I’m a lipreader and I say that to people thinking it’s straight forward. I haven’t said hard of hearing in a few years because people think it’s talk louder, not look at me. I want them to look at me so I hear better and I can see.
A few weekends ago I attended a little get together. The lights were dimmed to create atmosphere so I asked the host if he could turn up the lights so I could hear better. He laughed and thought that was so funny and I meant to deliver it in a humorous way to keep the request light. My husband told him, “It’s so she can see your lips better.” The host is a sweetheart and he turned up the lights and I did okay!
Most hearing people get it when I say I lipread. (It’s politically correct to use speechreading these days but most people understand the term lipreading better.) I use my remaining hearing also, like pieces to a puzzle. Lipreading works well. It gets them to face me and sound is delivered right to me and I can use my lipreading ability too. Between the two, I get along great in many situations. Until I don’t.
Being a Burning Man person since 2002, I attend regional burns and this last weekend was one of them. I went to run around the fire like the old days but a ranger stopped me with arms out. I hear enough to know she was talking but heard nothing of what she said so I told her I lipread. She immediately started using American Sign Language (ASL) with me and I t was hard not to roll my eyes. Or maybe I did. I told her “I lipread, I don’t sign.” She stopped but then she didn’t know how to talk to me. She kept looking down and away so I told her to keep her face toward the fire so I could use the light too. After all that, she was pretty good and explained the new rules of the burn. I eventually admitted to her I am learning sign but I’m not fluent enough to have conversations yet. She told me she’s an interpreter at the local college.
Today I was talking to another lipreading friend and she said she often has problems lipreading interpreters. I thought that was odd at first because at work the interpreters will voice interpret for me when necessary….but wait. I work at the state Deaf and Hard of Hearing Center. They know me and other hard of hearing people so they know more about our needs.

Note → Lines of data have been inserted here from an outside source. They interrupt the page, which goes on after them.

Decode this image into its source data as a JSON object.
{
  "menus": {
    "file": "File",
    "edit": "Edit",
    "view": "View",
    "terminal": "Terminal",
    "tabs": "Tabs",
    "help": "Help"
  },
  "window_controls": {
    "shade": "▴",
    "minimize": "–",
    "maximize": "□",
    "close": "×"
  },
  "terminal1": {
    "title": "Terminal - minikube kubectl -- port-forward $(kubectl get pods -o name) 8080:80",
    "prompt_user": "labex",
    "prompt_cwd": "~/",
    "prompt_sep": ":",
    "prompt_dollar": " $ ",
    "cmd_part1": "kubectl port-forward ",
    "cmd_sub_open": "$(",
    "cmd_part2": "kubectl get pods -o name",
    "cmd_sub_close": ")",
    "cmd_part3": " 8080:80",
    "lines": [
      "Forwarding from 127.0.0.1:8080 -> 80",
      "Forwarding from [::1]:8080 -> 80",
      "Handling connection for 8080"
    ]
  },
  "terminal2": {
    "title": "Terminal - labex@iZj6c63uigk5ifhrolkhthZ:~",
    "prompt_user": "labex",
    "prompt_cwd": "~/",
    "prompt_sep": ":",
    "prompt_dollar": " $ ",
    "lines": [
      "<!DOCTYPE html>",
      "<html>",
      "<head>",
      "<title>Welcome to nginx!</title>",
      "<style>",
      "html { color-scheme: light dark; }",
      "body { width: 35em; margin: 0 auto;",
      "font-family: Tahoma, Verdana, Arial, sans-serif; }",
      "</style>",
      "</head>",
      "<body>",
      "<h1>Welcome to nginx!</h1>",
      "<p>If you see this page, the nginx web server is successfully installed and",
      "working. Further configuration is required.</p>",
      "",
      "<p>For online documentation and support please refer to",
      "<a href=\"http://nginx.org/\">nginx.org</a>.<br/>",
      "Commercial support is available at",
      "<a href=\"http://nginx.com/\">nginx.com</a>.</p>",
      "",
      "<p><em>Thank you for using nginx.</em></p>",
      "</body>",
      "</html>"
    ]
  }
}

So I started thinking about it. I have a neighbor across the street who is also an ASL interpreter at the local community college. She’s painfully shy and doesn’t use any body language when talking to me nor facial expressions. (Hard to imagine her interpreting.) She talks super low too and I barely register her voice most of the time. I think my friend is right, most ASL interpreters don’t know how to talk to the hard of hearing. What an odd world. The Deaf and the Hard of Hearing have troubles with hearing communication so you’d think it would cross over but it generally doesn’t.
Want to learn more about lipreading? Here’s a few sites for you.
Rachel Kolb. She’s deaf and she signs but she also lipreads. She made a great video describing how hard it can be to lipread. https://vimeo.com/148127830
Here’s a site for practicing lipreading though it’s from the United Kingdom. The accent makes it harder to understand however I was surprised at how many words I understood. https://pddcs.co.uk/2013/11/19/online-lipreading-practice-resource/
Here’s the American version which is easier but after a few lessons they charge a fee. https://www.lipreading.org/
For a lot of fun and to see how lipreading can go so wrong, watch the bad lipreading series on YouTube. Here’s a football one to get you started https://www.youtube.com/watch?v=W-kGosnzvjU There are all kinds of them, including politics, Star Wars and more. Be sure to click the CC button. Sometimes it’s YouTube craptions but mostly I think they have good captions.
Here’s my favorite speechreading book: https://www.amazon.com/Speechreading-Carol-Garretson-Harriet-Kaplan/dp/B0088OYYFW/ref=sr_1_1?ie=UTF8&qid=1468884139&sr=8-1&keywords=speechreading
There are DVD lessons to buy out there too but I’m not seeing the one I work with. I’ll find her full name when I go to work on Wednesday and enter it in the comments afterward.
There are lipreading classes available. I know because we teach them here in Utah. I teach the class myself and it’s my favorite one. Look up your state Deaf and Hard of Hearing center for resources. Try a web search too. The bigger the city, the more likely there will be one in your area.